Simplistic explanation:

Uncorrected myopia

In a simplistic way, in a nearsighted eye, rays of light are going to focus in front of the retina, which causes blurred vision at distance (far away). Corrected myopia

When we correct myopia with concave or myopic lenses (also called “minus” lenses), rays of light are going to focus in the plane of the retina and the vision is clear. But this is that a simplistic explanation. In fact, a new study finds that myopia develops in children when the crystalline lens stops adapting to the eye’s continued growth, according researchers at The Ohio State University College of Optometry:

The crystalline lens stopped thinning, flattening, and losing power within ±1 year of onset in children who became myopic compared with those who did not become myopes. Myopia onset is characterized by an abrupt loss of compensatory changes in the crystalline lens that continue in emmetropes (non myopes) throughout childhood axial elongation. The mechanism responsible for this decoupling remains speculative but might include restricted equatorial growth from internal mechanical factors.

  • Mutti DO, Mitchell GL, Sinnott LT, et al. Corneal and crystalline lens dimensions before and after myopia onset. Optom Vis Sci. 2012 March;89(3):251-62

Why Myopia? 

There are two theories: the genetic theory and the environmental theory.

Genetic theory

The genetic theory asserts that people become nearsighted because it is registered in their genes and that there is no relationship between nearsightedness and the use of the eyes… The familial incidence, according to this theory, persuades that children who have nearsighted relatives (father and mother) will have no other choice than to become, them too, nearsighted.

Environmental theory

The environmental theory asserts that besides children that are born nearsighted (often they show a very important nearsightedness), nearsightedness is a possible adaptation to “visual stress”: schooling, long hours to read, write and draw, long hours at a computer, at video games, reading and writing, too short reading, writing and computer distance, body posture while reading, etc.

Several scientific studies show that when we compare two populations presenting homogeneous genetic characteristics (Amerindians, Inuit), the proportion of schooled people who become myopic is significantly more. Optometrists qualify this myopia as “school, stress-related or work-related myopia”. We can even assert that today, children become nearsighted younger and show a progression of their myopia that is more rapid than even twenty years ago! So, it is not surprising that the best readers are often myopic.

Today, adults can also become myopic further to a new and important use of the eyes (working in front of a computer is a good example). We qualify this kind of nearsightedness as “late-onset adult myopia”. At the beginning of the century, it was said that the condition would stop progressing with puberty… but this is true but not «really» true. People at the time would stop going to school at a much younger age than today, stop reading and go work hard with their hands.
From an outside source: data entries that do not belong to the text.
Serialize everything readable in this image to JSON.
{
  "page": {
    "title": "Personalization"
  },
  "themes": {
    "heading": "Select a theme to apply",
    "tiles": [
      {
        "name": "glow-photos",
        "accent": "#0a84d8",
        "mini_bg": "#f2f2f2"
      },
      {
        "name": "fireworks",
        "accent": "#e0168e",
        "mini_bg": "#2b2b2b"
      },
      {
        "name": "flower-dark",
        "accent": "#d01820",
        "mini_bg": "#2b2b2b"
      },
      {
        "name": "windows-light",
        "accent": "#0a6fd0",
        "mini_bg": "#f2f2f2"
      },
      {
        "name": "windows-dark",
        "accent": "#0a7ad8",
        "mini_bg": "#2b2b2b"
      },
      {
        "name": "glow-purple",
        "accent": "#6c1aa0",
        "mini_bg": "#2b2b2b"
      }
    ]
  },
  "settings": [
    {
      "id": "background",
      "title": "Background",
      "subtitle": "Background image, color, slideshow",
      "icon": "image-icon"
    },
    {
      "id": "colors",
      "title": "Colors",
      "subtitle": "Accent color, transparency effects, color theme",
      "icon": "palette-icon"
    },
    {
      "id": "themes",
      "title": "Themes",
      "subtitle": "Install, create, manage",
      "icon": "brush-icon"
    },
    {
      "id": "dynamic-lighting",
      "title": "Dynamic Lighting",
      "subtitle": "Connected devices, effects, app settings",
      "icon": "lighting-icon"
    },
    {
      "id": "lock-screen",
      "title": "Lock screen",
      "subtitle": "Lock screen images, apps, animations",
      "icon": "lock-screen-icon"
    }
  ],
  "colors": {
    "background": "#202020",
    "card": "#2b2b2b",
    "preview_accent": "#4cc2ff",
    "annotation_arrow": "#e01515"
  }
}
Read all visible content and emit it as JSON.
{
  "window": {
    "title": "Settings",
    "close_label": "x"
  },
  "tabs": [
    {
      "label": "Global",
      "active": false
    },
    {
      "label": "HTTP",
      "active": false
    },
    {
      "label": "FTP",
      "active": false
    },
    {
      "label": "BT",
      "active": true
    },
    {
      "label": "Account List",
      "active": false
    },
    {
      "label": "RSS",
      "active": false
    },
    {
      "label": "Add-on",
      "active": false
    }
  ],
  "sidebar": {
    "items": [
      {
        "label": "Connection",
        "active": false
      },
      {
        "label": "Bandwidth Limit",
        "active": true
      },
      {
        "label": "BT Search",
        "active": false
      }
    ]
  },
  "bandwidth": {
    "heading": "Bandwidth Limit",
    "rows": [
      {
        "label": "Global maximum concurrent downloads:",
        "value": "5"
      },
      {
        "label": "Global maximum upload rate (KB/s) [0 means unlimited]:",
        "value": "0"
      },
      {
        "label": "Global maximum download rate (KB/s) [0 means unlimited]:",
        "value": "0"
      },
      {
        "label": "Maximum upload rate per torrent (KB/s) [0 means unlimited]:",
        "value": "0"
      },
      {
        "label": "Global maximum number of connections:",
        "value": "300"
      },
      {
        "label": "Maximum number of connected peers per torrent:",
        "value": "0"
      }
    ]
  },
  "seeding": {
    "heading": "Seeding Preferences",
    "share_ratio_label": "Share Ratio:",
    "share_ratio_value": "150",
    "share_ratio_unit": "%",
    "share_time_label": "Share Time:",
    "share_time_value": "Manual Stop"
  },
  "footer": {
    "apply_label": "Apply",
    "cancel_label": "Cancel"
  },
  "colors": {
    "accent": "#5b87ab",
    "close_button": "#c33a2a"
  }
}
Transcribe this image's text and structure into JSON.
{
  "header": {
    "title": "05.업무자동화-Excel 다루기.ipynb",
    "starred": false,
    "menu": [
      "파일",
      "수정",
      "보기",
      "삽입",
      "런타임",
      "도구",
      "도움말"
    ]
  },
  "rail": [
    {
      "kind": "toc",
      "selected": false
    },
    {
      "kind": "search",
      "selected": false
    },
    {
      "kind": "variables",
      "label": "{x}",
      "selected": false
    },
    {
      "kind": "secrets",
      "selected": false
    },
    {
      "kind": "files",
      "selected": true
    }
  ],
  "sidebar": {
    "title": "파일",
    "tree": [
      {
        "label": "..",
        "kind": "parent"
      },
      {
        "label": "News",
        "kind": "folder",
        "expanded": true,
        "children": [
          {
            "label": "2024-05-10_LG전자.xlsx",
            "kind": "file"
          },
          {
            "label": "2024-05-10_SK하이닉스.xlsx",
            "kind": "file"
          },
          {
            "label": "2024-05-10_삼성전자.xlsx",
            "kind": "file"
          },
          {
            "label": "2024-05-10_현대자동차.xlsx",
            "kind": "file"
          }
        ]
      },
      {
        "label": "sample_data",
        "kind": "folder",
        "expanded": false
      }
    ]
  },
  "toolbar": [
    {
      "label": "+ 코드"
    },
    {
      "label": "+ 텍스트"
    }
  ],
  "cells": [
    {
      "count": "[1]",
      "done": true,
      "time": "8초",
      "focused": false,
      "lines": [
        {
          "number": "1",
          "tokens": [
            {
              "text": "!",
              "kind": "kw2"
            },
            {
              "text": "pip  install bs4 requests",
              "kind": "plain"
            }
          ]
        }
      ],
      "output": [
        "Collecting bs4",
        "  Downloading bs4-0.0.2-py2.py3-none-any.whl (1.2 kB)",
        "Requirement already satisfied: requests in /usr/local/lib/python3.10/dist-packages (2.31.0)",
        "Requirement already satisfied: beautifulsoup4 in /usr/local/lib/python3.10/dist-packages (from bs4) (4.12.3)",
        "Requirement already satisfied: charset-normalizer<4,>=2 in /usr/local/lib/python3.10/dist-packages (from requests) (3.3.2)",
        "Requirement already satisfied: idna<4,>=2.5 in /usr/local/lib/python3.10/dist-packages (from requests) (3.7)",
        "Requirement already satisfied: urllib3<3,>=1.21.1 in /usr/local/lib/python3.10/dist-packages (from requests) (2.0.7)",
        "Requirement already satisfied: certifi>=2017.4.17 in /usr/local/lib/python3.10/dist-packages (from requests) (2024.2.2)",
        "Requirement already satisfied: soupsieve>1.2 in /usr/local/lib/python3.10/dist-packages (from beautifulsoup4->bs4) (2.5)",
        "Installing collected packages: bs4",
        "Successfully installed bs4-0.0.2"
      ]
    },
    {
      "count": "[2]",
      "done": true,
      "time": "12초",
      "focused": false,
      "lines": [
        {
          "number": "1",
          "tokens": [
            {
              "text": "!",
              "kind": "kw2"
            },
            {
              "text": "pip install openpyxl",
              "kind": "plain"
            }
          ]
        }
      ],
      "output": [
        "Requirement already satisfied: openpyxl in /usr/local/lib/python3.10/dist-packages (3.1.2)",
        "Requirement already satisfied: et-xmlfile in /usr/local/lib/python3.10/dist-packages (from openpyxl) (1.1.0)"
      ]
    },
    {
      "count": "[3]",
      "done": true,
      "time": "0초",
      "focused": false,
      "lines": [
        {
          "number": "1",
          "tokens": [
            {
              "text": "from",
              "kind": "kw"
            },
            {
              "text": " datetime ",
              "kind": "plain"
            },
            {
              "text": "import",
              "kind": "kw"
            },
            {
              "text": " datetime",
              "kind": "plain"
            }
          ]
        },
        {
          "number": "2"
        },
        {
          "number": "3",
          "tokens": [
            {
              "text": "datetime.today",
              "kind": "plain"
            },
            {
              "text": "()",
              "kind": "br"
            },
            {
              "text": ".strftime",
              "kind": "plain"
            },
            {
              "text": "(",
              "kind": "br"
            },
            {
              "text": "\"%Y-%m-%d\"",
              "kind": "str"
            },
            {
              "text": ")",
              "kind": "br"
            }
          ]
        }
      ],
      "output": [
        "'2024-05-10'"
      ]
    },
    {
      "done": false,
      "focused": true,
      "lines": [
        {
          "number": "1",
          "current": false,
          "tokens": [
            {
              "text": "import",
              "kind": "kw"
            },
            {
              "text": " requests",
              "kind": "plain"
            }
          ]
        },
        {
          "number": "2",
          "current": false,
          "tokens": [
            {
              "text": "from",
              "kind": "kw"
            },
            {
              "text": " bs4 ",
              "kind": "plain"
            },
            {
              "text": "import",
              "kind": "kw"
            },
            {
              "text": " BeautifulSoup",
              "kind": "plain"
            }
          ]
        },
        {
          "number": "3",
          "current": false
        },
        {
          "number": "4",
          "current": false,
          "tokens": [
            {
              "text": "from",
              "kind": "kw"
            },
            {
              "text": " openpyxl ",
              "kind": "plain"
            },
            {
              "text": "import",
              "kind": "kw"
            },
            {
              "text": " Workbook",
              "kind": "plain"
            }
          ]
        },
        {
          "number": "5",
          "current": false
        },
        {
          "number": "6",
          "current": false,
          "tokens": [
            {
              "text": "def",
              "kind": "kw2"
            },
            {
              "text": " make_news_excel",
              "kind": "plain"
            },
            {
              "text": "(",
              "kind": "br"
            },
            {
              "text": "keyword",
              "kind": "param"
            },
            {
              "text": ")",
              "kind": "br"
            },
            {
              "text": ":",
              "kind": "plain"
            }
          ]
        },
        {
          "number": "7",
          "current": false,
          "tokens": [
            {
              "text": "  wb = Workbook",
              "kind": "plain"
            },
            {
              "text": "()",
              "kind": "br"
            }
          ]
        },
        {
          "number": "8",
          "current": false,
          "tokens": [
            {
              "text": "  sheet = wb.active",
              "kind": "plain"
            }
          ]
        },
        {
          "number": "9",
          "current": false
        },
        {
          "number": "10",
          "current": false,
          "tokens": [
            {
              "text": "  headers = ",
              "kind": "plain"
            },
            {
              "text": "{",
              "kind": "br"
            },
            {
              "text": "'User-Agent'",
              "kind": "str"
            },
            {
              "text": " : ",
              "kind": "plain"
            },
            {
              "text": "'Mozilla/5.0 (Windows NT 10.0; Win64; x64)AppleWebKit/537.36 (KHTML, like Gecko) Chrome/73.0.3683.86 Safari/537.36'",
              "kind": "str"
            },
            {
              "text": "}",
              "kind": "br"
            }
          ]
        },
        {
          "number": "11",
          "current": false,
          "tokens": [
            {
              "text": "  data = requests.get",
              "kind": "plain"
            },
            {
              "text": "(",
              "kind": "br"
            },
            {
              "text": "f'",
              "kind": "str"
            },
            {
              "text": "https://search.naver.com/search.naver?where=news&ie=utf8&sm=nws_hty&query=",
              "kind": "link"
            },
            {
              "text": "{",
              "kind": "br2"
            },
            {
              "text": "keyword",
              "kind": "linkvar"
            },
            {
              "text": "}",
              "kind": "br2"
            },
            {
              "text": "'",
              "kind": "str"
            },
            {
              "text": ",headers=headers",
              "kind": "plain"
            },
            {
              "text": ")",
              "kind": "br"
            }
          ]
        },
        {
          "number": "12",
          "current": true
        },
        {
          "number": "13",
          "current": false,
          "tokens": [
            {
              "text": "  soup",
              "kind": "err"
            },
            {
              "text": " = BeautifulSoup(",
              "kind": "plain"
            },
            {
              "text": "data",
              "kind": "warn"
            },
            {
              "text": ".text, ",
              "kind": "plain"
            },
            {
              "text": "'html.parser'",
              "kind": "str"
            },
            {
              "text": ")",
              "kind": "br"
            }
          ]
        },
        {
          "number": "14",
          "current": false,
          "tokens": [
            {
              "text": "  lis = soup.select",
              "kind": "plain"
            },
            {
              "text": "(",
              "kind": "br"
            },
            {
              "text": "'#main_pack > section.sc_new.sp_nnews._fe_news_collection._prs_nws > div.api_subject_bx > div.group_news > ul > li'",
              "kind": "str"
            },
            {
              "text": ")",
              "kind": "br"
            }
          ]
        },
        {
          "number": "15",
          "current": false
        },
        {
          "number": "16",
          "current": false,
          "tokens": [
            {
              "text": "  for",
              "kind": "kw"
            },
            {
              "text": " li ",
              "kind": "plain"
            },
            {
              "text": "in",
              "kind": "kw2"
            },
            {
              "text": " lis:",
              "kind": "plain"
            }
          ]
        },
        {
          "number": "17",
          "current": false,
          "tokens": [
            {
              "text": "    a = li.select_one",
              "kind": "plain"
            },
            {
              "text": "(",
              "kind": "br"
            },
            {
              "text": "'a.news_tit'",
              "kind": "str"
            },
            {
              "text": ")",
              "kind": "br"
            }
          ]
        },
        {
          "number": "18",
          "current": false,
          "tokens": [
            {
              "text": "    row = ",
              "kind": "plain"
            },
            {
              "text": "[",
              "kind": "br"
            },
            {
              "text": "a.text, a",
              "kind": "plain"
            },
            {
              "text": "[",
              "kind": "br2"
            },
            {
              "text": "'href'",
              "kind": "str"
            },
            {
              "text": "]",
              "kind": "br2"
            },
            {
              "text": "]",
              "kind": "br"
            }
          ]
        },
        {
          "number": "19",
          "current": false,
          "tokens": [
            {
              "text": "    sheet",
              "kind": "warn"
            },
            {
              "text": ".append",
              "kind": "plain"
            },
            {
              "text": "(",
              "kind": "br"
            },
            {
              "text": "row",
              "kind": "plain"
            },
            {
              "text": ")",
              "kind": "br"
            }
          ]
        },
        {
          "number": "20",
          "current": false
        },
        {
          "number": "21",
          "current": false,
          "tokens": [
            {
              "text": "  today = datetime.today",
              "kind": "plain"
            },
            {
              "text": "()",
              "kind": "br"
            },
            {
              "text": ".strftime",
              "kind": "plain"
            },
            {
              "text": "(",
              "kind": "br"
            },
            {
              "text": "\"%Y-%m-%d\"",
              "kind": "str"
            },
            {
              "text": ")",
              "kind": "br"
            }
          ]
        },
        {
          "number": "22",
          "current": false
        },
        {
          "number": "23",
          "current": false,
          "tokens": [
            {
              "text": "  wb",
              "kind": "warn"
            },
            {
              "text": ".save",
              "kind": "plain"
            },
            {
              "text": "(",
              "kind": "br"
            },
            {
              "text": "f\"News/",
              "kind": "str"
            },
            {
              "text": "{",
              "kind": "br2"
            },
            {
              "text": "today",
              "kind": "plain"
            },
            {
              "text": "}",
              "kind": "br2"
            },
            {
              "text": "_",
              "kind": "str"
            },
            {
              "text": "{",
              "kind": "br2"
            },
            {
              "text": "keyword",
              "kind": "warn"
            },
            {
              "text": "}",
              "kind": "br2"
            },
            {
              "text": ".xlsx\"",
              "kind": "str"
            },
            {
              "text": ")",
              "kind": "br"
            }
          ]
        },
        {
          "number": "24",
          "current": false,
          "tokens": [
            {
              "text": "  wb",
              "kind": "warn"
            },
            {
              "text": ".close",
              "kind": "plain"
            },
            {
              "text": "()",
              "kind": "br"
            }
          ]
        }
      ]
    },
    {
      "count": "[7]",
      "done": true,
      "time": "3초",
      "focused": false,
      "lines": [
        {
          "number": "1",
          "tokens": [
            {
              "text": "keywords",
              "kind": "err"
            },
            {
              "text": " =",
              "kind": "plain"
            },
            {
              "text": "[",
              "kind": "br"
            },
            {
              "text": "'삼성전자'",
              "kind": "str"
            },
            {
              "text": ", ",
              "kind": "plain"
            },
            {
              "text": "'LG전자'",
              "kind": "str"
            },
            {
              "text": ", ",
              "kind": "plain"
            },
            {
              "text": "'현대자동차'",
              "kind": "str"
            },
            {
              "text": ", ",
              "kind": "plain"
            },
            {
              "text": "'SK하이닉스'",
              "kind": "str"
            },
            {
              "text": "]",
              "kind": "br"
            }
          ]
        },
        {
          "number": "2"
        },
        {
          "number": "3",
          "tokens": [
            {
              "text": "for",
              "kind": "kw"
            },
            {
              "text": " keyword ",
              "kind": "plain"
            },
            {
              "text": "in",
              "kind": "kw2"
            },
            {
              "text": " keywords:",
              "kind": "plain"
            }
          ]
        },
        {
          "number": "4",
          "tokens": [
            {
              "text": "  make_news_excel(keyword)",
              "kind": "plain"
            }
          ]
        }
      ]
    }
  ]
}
With all the visual requirements our eyes have to face, it often happens that myopia does not stop progressing. It is then necessary to act upon it.

Morgan & Rose, in 2005, discussed the relative importance of genetics versus environmental induced myopia:

A small proportion of myopia is clearly familial, generally early in onset and of high level, with defined chromosomal localisations and in some cases, causal genetic mutations. However, in economically developed societies, most myopia appears during childhood, particularly during the school years. In addition, high heritability sets no limit to the potential for environmentally induced change. There is in fact strong evidence for rapid, environmentally induced change in the prevalence of myopia, associated with increased education and urbanisation. Environmental change appears to be the major factor increasing the prevalence of myopia around the world.

  •  Morgan I, Rose K. How genetic is school myopia? Prog Retin Eye Res. 2005 Jan;24(1):1-38.

This should not convey the idea that the only correction possible are glasses or contact lenses to see at far and that there is nothing we can try to warn or  control the progression of myopia. This is not really true.